#### Listed entries ####

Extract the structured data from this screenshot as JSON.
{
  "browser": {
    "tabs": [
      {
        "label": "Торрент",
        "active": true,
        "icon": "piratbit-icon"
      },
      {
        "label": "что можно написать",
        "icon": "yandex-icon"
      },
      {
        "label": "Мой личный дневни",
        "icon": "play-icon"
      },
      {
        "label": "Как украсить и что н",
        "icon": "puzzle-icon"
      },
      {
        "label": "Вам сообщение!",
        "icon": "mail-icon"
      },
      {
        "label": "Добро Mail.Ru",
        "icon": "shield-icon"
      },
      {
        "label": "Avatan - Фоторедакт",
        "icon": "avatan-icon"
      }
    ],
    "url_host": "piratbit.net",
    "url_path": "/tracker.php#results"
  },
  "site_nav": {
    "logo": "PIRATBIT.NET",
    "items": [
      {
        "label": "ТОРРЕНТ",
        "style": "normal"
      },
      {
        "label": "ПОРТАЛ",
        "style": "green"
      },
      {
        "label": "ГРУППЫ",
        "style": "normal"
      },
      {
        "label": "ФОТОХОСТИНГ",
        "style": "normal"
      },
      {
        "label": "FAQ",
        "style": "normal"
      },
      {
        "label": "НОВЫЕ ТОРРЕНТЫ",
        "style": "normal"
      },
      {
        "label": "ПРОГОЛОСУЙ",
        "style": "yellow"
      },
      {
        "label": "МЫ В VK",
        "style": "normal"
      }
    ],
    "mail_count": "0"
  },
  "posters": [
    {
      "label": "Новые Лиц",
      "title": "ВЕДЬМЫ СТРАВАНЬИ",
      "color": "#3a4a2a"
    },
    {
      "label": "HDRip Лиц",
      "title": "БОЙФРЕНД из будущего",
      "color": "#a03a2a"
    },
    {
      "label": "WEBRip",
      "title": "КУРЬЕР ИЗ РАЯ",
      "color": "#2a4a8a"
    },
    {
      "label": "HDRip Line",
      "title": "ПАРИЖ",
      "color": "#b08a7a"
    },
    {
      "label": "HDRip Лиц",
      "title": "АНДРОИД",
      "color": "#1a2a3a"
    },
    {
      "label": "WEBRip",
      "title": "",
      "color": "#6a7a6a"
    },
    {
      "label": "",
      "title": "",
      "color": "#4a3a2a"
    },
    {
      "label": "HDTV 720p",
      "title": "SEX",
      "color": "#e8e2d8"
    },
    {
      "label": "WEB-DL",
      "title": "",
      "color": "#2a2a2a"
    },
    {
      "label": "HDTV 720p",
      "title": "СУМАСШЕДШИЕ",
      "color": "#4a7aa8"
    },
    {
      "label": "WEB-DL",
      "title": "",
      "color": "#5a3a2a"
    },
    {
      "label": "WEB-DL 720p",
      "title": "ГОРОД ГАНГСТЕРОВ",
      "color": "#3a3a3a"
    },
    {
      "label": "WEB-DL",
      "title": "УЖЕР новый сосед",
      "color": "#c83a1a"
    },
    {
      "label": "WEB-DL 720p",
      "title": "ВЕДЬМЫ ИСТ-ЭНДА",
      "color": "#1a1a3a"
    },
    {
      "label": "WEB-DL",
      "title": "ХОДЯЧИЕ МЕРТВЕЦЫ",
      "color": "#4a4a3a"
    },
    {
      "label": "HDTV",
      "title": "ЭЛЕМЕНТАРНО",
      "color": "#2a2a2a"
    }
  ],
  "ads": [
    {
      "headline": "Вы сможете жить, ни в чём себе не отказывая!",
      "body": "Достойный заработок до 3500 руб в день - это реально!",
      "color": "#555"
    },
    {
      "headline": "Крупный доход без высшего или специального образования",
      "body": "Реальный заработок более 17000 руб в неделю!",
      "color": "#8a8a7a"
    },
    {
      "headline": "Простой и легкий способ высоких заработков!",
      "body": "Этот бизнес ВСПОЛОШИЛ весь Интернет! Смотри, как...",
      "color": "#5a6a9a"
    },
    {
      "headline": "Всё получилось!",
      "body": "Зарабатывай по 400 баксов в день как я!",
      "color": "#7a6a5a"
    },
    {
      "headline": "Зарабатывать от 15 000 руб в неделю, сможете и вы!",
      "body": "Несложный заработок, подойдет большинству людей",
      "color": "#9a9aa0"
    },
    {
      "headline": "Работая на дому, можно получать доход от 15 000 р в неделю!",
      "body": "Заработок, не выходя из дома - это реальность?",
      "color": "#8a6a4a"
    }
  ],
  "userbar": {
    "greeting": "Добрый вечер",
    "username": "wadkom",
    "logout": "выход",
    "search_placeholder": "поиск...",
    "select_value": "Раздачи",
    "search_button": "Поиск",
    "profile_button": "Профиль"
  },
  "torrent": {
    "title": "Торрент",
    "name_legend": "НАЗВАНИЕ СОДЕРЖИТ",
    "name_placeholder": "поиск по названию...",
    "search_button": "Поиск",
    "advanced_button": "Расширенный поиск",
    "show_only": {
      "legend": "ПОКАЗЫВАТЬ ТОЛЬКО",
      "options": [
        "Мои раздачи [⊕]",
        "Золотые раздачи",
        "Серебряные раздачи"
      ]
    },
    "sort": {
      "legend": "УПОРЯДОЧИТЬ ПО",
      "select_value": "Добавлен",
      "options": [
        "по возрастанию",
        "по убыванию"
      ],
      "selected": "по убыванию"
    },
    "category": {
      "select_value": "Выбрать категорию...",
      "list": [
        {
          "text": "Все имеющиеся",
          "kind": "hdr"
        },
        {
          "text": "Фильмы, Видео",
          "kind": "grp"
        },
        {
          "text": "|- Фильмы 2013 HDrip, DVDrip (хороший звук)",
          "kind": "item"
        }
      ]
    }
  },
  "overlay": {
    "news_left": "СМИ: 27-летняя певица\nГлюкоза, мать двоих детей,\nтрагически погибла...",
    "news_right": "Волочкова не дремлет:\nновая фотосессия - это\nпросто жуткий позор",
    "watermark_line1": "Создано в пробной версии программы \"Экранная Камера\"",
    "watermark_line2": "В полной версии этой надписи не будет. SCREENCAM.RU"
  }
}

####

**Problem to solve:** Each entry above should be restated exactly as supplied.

**Exercise solution:**
Extract the structured data from this screenshot as JSON.
{
  "browser": {
    "tabs": [
      {
        "label": "Торрент",
        "active": true,
        "icon": "piratbit-icon"
      },
      {
        "label": "что можно написать",
        "icon": "yandex-icon"
      },
      {
        "label": "Мой личный дневни",
        "icon": "play-icon"
      },
      {
        "label": "Как украсить и что н",
        "icon": "puzzle-icon"
      },
      {
        "label": "Вам сообщение!",
        "icon": "mail-icon"
      },
      {
        "label": "Добро Mail.Ru",
        "icon": "shield-icon"
      },
      {
        "label": "Avatan - Фоторедакт",
        "icon": "avatan-icon"
      }
    ],
    "url_host": "piratbit.net",
    "url_path": "/tracker.php#results"
  },
  "site_nav": {
    "logo": "PIRATBIT.NET",
    "items": [
      {
        "label": "ТОРРЕНТ",
        "style": "normal"
      },
      {
        "label": "ПОРТАЛ",
        "style": "green"
      },
      {
        "label": "ГРУППЫ",
        "style": "normal"
      },
      {
        "label": "ФОТОХОСТИНГ",
        "style": "normal"
      },
      {
        "label": "FAQ",
        "style": "normal"
      },
      {
        "label": "НОВЫЕ ТОРРЕНТЫ",
        "style": "normal"
      },
      {
        "label": "ПРОГОЛОСУЙ",
        "style": "yellow"
      },
      {
        "label": "МЫ В VK",
        "style": "normal"
      }
    ],
    "mail_count": "0"
  },
  "posters": [
    {
      "label": "Новые Лиц",
      "title": "ВЕДЬМЫ СТРАВАНЬИ",
      "color": "#3a4a2a"
    },
    {
      "label": "HDRip Лиц",
      "title": "БОЙФРЕНД из будущего",
      "color": "#a03a2a"
    },
    {
      "label": "WEBRip",
      "title": "КУРЬЕР ИЗ РАЯ",
      "color": "#2a4a8a"
    },
    {
      "label": "HDRip Line",
      "title": "ПАРИЖ",
      "color": "#b08a7a"
    },
    {
      "label": "HDRip Лиц",
      "title": "АНДРОИД",
      "color": "#1a2a3a"
    },
    {
      "label": "WEBRip",
      "title": "",
      "color": "#6a7a6a"
    },
    {
      "label": "",
      "title": "",
      "color": "#4a3a2a"
    },
    {
      "label": "HDTV 720p",
      "title": "SEX",
      "color": "#e8e2d8"
    },
    {
      "label": "WEB-DL",
      "title": "",
      "color": "#2a2a2a"
    },
    {
      "label": "HDTV 720p",
      "title": "СУМАСШЕДШИЕ",
      "color": "#4a7aa8"
    },
    {
      "label": "WEB-DL",
      "title": "",
      "color": "#5a3a2a"
    },
    {
      "label": "WEB-DL 720p",
      "title": "ГОРОД ГАНГСТЕРОВ",
      "color": "#3a3a3a"
    },
    {
      "label": "WEB-DL",
      "title": "УЖЕР новый сосед",
      "color": "#c83a1a"
    },
    {
      "label": "WEB-DL 720p",
      "title": "ВЕДЬМЫ ИСТ-ЭНДА",
      "color": "#1a1a3a"
    },
    {
      "label": "WEB-DL",
      "title": "ХОДЯЧИЕ МЕРТВЕЦЫ",
      "color": "#4a4a3a"
    },
    {
      "label": "HDTV",
      "title": "ЭЛЕМЕНТАРНО",
      "color": "#2a2a2a"
    }
  ],
  "ads": [
    {
      "headline": "Вы сможете жить, ни в чём себе не отказывая!",
      "body": "Достойный заработок до 3500 руб в день - это реально!",
      "color": "#555"
    },
    {
      "headline": "Крупный доход без высшего или специального образования",
      "body": "Реальный заработок более 17000 руб в неделю!",
      "color": "#8a8a7a"
    },
    {
      "headline": "Простой и легкий способ высоких заработков!",
      "body": "Этот бизнес ВСПОЛОШИЛ весь Интернет! Смотри, как...",
      "color": "#5a6a9a"
    },
    {
      "headline": "Всё получилось!",
      "body": "Зарабатывай по 400 баксов в день как я!",
      "color": "#7a6a5a"
    },
    {
      "headline": "Зарабатывать от 15 000 руб в неделю, сможете и вы!",
      "body": "Несложный заработок, подойдет большинству людей",
      "color": "#9a9aa0"
    },
    {
      "headline": "Работая на дому, можно получать доход от 15 000 р в неделю!",
      "body": "Заработок, не выходя из дома - это реальность?",
      "color": "#8a6a4a"
    }
  ],
  "userbar": {
    "greeting": "Добрый вечер",
    "username": "wadkom",
    "logout": "выход",
    "search_placeholder": "поиск...",
    "select_value": "Раздачи",
    "search_button": "Поиск",
    "profile_button": "Профиль"
  },
  "torrent": {
    "title": "Торрент",
    "name_legend": "НАЗВАНИЕ СОДЕРЖИТ",
    "name_placeholder": "поиск по названию...",
    "search_button": "Поиск",
    "advanced_button": "Расширенный поиск",
    "show_only": {
      "legend": "ПОКАЗЫВАТЬ ТОЛЬКО",
      "options": [
        "Мои раздачи [⊕]",
        "Золотые раздачи",
        "Серебряные раздачи"
      ]
    },
    "sort": {
      "legend": "УПОРЯДОЧИТЬ ПО",
      "select_value": "Добавлен",
      "options": [
        "по возрастанию",
        "по убыванию"
      ],
      "selected": "по убыванию"
    },
    "category": {
      "select_value": "Выбрать категорию...",
      "list": [
        {
          "text": "Все имеющиеся",
          "kind": "hdr"
        },
        {
          "text": "Фильмы, Видео",
          "kind": "grp"
        },
        {
          "text": "|- Фильмы 2013 HDrip, DVDrip (хороший звук)",
          "kind": "item"
        }
      ]
    }
  },
  "overlay": {
    "news_left": "СМИ: 27-летняя певица\nГлюкоза, мать двоих детей,\nтрагически погибла...",
    "news_right": "Волочкова не дремлет:\nновая фотосессия - это\nпросто жуткий позор",
    "watermark_line1": "Создано в пробной версии программы \"Экранная Камера\"",
    "watermark_line2": "В полной версии этой надписи не будет. SCREENCAM.RU"
  }
}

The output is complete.